(DATA EXCERPTS)

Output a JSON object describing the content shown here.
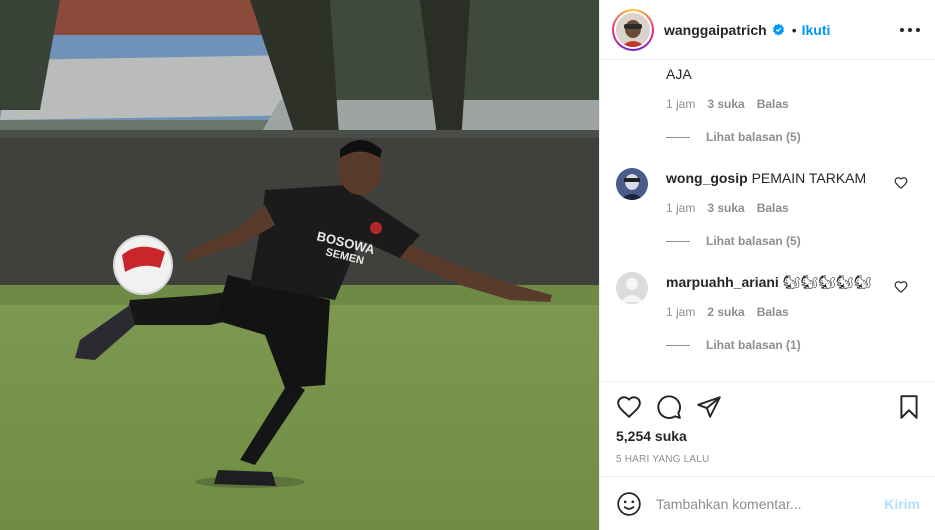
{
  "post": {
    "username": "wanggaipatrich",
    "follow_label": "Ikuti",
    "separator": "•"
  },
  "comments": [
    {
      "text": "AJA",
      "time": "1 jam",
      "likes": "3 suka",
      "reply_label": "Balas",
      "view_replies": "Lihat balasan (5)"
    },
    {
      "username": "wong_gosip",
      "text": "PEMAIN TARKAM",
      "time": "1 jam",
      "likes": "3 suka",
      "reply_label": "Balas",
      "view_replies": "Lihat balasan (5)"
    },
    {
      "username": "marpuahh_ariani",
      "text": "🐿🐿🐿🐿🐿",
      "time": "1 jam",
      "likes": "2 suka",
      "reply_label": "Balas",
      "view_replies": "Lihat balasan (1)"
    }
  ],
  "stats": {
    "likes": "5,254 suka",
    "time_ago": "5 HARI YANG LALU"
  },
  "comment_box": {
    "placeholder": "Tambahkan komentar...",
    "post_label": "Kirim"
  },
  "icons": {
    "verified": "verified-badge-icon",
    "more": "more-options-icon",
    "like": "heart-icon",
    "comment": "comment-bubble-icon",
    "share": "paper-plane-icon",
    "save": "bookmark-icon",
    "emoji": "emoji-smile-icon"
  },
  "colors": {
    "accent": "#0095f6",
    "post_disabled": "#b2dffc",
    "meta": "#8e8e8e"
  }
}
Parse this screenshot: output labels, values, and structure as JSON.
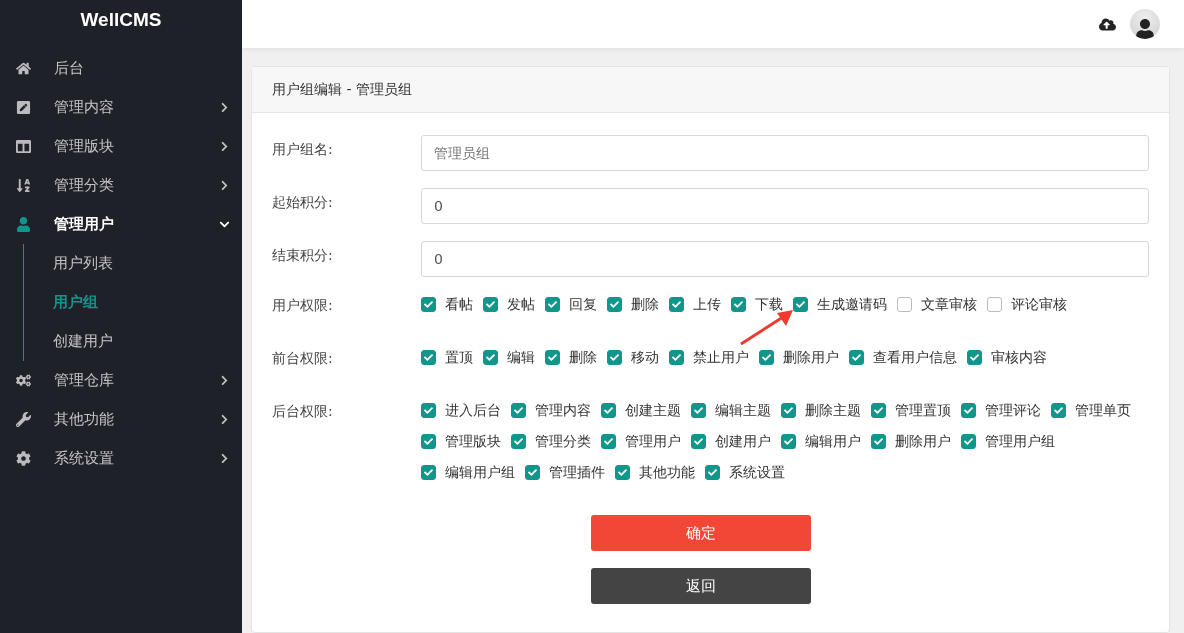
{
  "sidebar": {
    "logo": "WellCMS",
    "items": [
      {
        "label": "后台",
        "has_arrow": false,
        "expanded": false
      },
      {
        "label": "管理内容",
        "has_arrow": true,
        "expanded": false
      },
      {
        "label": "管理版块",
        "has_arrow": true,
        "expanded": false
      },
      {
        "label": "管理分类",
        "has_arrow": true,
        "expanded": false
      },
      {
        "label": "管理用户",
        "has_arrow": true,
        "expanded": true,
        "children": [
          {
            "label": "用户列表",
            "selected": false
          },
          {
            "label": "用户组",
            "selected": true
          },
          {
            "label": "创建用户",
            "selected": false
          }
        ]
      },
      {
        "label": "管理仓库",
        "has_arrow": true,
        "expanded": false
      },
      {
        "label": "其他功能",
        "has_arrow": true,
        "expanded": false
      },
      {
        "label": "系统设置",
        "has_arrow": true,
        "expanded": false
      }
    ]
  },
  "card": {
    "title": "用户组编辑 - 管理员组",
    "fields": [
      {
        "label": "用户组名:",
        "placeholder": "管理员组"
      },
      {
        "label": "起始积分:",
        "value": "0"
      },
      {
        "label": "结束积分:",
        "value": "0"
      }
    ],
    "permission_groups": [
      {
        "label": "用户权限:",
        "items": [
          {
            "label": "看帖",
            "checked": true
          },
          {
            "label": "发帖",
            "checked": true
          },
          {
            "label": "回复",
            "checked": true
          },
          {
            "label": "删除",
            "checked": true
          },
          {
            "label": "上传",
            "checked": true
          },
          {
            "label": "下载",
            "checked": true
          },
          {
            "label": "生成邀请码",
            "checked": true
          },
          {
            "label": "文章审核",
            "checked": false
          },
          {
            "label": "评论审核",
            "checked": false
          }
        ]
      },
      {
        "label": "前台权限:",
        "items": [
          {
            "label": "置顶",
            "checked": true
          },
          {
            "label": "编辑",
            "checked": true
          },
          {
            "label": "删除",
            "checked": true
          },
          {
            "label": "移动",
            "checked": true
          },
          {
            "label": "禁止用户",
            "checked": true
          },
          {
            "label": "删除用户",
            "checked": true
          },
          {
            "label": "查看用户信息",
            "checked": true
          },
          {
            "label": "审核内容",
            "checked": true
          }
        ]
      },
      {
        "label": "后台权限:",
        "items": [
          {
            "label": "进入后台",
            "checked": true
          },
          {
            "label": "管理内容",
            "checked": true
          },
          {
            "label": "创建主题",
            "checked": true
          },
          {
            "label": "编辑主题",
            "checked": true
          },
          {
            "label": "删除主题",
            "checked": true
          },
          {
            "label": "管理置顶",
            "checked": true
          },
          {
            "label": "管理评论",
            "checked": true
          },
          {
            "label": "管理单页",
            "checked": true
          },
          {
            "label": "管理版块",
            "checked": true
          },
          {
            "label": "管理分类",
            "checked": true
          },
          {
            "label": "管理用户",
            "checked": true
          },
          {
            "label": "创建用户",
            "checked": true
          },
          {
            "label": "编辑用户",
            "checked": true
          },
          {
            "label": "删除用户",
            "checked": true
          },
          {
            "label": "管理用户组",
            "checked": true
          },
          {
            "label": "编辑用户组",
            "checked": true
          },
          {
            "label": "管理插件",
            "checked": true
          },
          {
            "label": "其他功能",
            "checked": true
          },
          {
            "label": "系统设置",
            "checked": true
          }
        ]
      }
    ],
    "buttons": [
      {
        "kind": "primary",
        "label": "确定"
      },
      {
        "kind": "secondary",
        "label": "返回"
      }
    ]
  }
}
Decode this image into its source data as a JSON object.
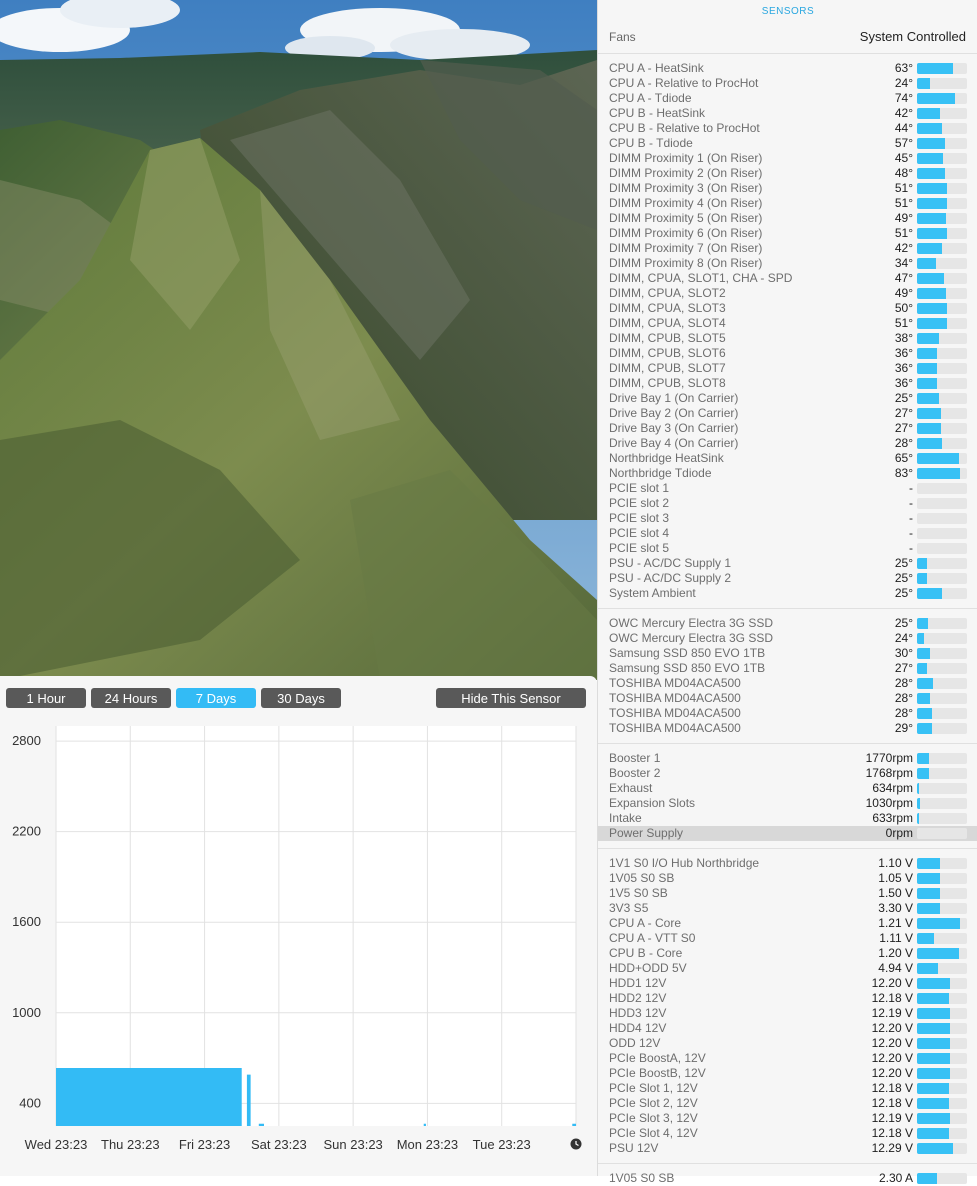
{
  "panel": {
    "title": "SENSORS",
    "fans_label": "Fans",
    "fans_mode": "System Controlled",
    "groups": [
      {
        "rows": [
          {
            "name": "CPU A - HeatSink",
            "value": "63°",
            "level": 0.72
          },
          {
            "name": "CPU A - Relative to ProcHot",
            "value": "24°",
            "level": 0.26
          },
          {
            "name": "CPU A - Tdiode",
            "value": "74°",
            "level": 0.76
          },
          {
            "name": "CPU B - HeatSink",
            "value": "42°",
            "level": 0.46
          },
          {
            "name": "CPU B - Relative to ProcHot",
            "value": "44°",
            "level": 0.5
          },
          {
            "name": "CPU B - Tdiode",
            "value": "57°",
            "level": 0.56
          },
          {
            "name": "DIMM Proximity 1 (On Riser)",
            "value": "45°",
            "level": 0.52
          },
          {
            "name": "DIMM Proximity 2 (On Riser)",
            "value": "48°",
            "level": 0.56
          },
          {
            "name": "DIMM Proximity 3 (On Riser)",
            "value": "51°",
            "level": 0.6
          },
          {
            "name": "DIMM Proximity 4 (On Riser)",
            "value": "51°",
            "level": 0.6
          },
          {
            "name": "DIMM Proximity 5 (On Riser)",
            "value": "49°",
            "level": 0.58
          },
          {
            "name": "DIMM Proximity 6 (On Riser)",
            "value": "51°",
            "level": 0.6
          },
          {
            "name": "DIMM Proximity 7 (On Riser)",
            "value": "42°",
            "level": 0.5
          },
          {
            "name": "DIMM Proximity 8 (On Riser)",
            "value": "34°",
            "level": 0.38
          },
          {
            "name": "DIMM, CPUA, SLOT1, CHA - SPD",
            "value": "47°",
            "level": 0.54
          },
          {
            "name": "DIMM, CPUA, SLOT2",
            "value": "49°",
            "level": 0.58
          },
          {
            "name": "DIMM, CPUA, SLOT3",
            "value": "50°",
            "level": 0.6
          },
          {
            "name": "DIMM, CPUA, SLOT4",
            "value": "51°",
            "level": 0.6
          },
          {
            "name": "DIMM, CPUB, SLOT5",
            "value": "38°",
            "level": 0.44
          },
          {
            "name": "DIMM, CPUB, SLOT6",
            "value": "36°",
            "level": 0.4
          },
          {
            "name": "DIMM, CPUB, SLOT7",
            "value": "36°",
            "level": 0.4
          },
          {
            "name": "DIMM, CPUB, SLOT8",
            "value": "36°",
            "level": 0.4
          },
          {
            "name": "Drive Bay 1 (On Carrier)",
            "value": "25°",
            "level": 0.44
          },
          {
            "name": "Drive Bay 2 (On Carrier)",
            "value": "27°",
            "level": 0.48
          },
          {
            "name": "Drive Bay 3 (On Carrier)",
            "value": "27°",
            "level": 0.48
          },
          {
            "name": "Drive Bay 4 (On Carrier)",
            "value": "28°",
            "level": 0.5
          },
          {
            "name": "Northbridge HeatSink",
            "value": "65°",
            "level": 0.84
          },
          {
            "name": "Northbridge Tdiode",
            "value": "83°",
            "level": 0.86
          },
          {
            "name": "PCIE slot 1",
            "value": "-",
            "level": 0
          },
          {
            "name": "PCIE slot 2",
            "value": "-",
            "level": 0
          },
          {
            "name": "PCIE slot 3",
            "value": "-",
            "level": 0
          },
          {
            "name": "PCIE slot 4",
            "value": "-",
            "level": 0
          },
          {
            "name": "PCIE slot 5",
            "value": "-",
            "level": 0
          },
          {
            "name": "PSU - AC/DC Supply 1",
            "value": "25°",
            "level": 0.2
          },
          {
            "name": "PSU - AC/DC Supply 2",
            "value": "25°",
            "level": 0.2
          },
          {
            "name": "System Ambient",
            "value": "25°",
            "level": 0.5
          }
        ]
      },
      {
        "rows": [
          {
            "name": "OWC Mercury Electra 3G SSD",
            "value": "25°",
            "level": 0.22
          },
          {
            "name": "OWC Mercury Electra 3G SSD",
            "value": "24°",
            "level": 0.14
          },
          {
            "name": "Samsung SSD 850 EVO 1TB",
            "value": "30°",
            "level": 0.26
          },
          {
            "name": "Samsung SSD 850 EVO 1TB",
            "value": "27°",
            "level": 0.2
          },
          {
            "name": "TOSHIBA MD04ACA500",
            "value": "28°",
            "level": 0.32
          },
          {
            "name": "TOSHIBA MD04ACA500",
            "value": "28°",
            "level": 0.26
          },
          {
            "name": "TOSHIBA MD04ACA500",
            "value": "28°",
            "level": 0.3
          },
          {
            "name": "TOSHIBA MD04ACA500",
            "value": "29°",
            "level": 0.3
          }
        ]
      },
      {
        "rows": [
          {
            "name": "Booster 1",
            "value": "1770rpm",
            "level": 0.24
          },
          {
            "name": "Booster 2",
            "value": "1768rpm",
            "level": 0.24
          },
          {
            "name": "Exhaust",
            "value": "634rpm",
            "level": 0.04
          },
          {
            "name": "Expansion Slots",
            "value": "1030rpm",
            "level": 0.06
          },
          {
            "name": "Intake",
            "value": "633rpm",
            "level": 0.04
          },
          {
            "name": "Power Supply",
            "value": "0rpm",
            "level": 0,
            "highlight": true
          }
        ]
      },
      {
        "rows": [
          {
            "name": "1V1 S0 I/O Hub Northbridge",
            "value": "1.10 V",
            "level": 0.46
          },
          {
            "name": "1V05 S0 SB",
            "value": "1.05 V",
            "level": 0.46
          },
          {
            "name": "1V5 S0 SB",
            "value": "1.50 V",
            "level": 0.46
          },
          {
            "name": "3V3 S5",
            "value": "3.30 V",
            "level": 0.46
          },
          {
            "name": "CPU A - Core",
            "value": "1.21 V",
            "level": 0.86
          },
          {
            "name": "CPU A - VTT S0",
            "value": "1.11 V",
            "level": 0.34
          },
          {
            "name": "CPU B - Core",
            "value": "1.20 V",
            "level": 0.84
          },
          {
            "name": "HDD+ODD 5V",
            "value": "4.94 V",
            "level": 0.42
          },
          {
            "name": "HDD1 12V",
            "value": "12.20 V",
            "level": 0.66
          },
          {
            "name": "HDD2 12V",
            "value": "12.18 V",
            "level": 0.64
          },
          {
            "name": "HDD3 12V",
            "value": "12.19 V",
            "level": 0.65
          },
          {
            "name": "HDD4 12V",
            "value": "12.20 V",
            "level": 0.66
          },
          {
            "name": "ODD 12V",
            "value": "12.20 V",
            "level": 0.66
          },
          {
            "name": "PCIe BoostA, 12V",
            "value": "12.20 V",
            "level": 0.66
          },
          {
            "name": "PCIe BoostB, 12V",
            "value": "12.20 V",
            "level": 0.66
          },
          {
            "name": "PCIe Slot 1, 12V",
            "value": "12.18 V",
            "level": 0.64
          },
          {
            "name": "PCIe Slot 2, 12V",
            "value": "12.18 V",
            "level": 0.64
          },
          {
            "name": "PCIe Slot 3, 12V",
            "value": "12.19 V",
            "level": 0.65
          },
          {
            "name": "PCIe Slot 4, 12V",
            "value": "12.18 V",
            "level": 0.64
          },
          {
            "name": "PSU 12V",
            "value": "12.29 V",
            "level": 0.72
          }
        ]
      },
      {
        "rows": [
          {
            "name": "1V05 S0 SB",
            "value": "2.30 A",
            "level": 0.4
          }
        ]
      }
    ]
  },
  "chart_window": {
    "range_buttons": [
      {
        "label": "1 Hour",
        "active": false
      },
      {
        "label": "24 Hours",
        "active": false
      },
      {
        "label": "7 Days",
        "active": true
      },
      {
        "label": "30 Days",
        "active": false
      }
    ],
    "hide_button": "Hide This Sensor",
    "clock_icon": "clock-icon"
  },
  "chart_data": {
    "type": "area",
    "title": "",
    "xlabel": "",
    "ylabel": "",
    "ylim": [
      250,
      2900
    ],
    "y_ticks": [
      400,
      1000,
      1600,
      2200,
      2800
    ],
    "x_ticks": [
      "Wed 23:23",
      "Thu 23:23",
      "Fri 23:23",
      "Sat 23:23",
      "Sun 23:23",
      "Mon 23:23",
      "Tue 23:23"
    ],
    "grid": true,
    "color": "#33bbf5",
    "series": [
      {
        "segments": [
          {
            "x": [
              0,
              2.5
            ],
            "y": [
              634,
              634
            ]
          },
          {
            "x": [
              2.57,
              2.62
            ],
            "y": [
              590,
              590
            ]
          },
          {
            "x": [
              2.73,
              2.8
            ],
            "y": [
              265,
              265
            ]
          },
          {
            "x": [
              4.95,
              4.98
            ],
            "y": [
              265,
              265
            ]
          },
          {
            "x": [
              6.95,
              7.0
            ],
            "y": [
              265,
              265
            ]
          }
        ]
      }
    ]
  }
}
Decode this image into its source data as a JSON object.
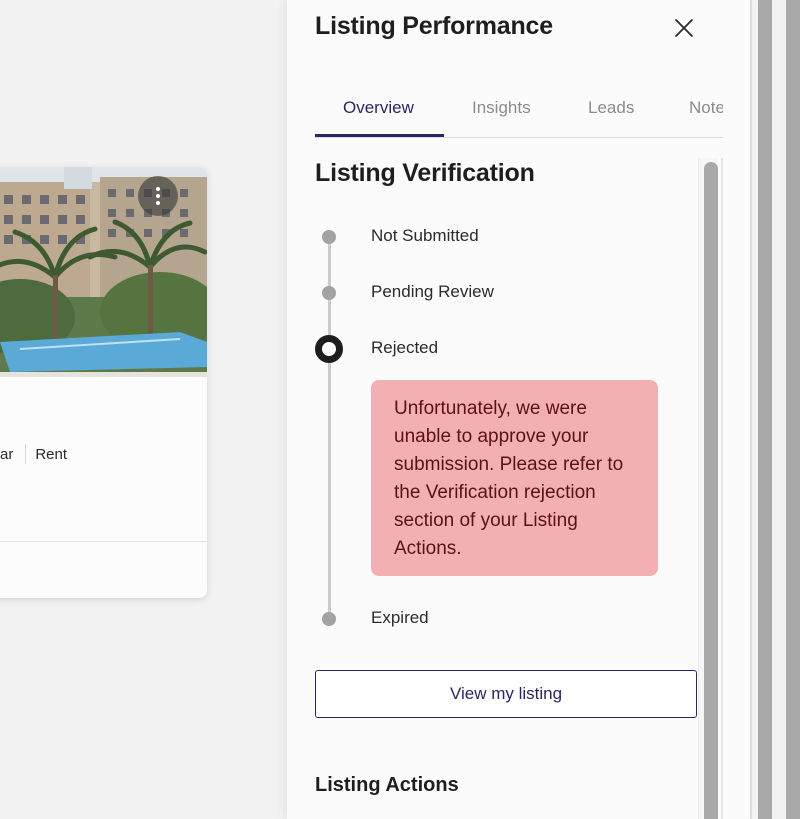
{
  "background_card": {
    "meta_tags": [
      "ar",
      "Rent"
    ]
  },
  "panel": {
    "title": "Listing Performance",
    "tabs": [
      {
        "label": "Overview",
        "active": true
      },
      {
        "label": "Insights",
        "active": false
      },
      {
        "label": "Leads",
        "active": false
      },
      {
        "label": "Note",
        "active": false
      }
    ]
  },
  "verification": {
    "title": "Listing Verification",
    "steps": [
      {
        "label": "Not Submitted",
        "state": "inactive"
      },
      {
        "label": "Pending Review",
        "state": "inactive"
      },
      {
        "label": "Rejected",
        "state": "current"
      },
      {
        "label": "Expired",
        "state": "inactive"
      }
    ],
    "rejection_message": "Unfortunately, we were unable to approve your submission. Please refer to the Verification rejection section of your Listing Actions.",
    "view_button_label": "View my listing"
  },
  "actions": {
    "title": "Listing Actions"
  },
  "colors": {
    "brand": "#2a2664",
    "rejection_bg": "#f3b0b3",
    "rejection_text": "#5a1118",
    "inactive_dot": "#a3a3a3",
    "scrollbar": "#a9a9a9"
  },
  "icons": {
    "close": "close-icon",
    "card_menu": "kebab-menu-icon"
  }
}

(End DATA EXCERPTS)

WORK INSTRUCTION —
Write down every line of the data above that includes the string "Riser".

PROBLEM SOLUTION —
            "name": "DIMM Proximity 1 (On Riser)",
            "name": "DIMM Proximity 2 (On Riser)",
            "name": "DIMM Proximity 3 (On Riser)",
            "name": "DIMM Proximity 4 (On Riser)",
            "name": "DIMM Proximity 5 (On Riser)",
            "name": "DIMM Proximity 6 (On Riser)",
            "name": "DIMM Proximity 7 (On Riser)",
            "name": "DIMM Proximity 8 (On Riser)",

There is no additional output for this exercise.